-- SOURCE INFORMATION follows --
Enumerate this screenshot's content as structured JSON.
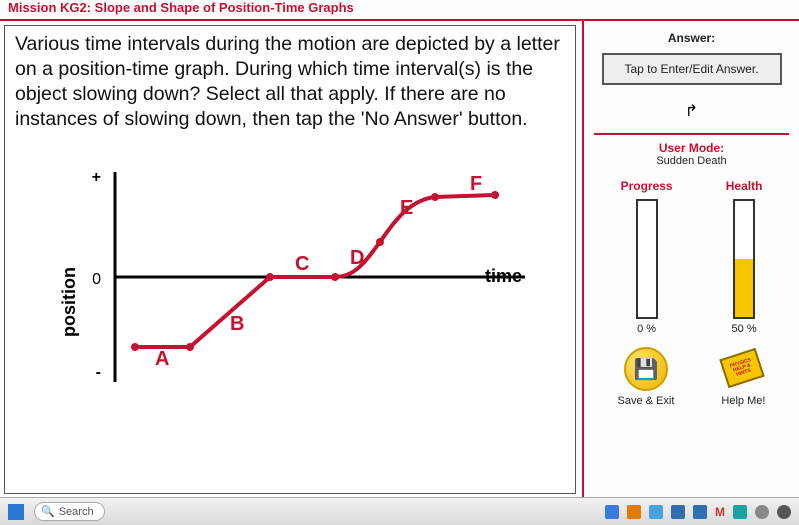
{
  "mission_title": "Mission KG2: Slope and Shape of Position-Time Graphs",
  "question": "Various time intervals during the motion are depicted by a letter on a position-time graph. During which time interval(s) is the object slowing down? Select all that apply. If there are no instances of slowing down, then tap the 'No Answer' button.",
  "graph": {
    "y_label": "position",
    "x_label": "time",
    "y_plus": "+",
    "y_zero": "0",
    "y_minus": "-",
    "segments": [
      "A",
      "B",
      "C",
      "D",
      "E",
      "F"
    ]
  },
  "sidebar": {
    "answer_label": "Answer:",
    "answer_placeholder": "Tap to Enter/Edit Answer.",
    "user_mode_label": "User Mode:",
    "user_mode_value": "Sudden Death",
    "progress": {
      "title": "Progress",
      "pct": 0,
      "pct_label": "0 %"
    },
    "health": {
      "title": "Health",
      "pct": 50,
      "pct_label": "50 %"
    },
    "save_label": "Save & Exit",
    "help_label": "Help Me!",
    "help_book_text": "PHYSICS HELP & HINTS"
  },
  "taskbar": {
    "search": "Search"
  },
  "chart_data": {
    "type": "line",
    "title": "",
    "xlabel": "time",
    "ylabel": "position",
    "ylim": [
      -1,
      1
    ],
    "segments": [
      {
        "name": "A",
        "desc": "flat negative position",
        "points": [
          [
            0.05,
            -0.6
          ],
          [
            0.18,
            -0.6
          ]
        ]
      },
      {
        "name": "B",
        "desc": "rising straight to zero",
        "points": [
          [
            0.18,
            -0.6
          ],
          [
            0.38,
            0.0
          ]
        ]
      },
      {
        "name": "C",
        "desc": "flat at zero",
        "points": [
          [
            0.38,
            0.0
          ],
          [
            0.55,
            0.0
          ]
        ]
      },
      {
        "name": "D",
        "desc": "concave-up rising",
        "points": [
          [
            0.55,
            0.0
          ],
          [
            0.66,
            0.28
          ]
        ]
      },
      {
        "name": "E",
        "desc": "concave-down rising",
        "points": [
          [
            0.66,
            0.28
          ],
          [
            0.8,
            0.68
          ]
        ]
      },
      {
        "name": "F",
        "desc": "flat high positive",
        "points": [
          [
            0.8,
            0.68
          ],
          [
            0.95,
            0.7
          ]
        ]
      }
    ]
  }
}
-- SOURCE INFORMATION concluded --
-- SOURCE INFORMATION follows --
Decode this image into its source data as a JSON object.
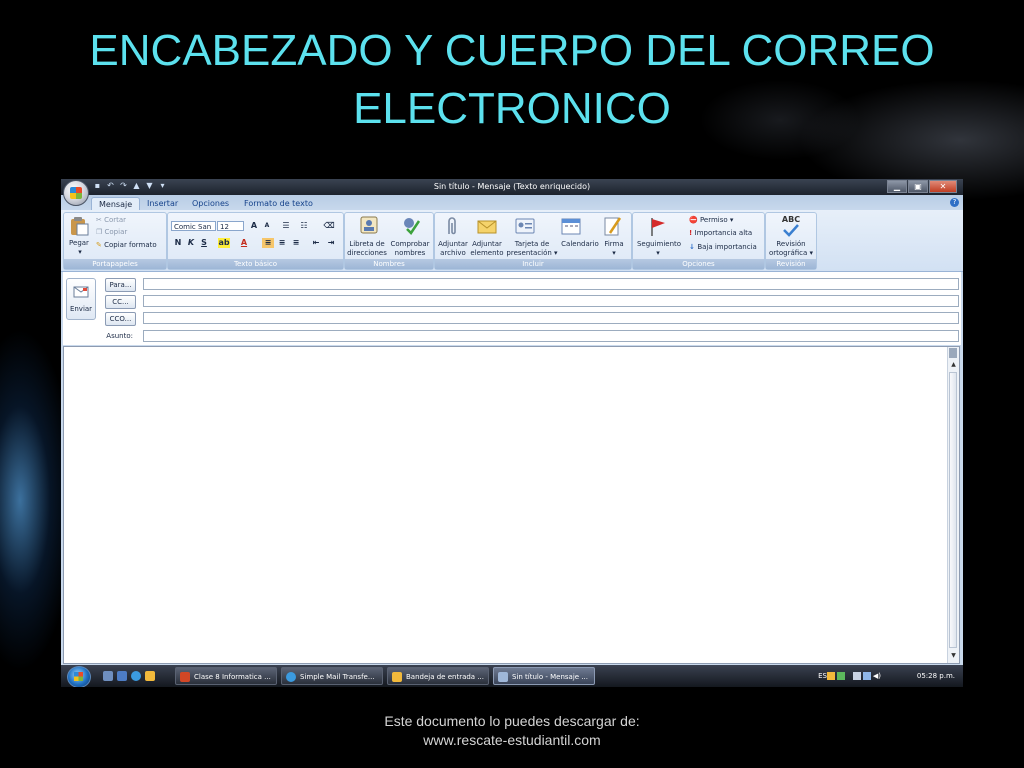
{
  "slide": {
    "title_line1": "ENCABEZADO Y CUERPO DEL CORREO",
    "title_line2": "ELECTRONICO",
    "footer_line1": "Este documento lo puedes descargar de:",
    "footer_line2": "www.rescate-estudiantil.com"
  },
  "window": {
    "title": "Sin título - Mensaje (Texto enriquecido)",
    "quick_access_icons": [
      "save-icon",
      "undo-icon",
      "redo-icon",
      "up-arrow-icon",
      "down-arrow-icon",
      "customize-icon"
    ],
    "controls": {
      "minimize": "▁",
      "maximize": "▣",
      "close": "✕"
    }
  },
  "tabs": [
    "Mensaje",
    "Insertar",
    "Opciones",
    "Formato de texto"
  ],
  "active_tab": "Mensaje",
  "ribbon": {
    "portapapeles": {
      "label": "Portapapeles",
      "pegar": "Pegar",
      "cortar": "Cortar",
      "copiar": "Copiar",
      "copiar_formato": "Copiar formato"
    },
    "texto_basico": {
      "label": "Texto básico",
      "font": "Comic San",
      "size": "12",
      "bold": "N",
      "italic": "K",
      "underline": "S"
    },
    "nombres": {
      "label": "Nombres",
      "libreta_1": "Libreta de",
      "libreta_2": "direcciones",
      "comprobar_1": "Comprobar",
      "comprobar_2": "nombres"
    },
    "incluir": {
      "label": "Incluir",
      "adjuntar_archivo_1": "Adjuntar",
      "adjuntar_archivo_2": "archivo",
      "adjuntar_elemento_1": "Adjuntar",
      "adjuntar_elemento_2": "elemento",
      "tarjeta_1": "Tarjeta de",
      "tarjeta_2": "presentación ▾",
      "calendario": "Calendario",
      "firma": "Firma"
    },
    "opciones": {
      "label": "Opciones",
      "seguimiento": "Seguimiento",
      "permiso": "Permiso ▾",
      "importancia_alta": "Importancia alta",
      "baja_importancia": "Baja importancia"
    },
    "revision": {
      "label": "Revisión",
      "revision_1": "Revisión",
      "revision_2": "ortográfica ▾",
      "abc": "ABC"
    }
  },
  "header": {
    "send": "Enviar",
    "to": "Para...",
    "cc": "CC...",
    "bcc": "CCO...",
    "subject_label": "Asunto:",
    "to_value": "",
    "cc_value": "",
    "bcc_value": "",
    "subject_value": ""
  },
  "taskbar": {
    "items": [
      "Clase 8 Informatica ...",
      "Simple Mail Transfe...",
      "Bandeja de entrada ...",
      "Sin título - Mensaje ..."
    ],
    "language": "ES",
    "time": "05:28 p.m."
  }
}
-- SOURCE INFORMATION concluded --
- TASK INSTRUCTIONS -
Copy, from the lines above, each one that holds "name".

- THE COMPLETED TASK -
        "name": "A",
        "name": "B",
        "name": "C",
        "name": "D",
        "name": "E",
        "name": "F",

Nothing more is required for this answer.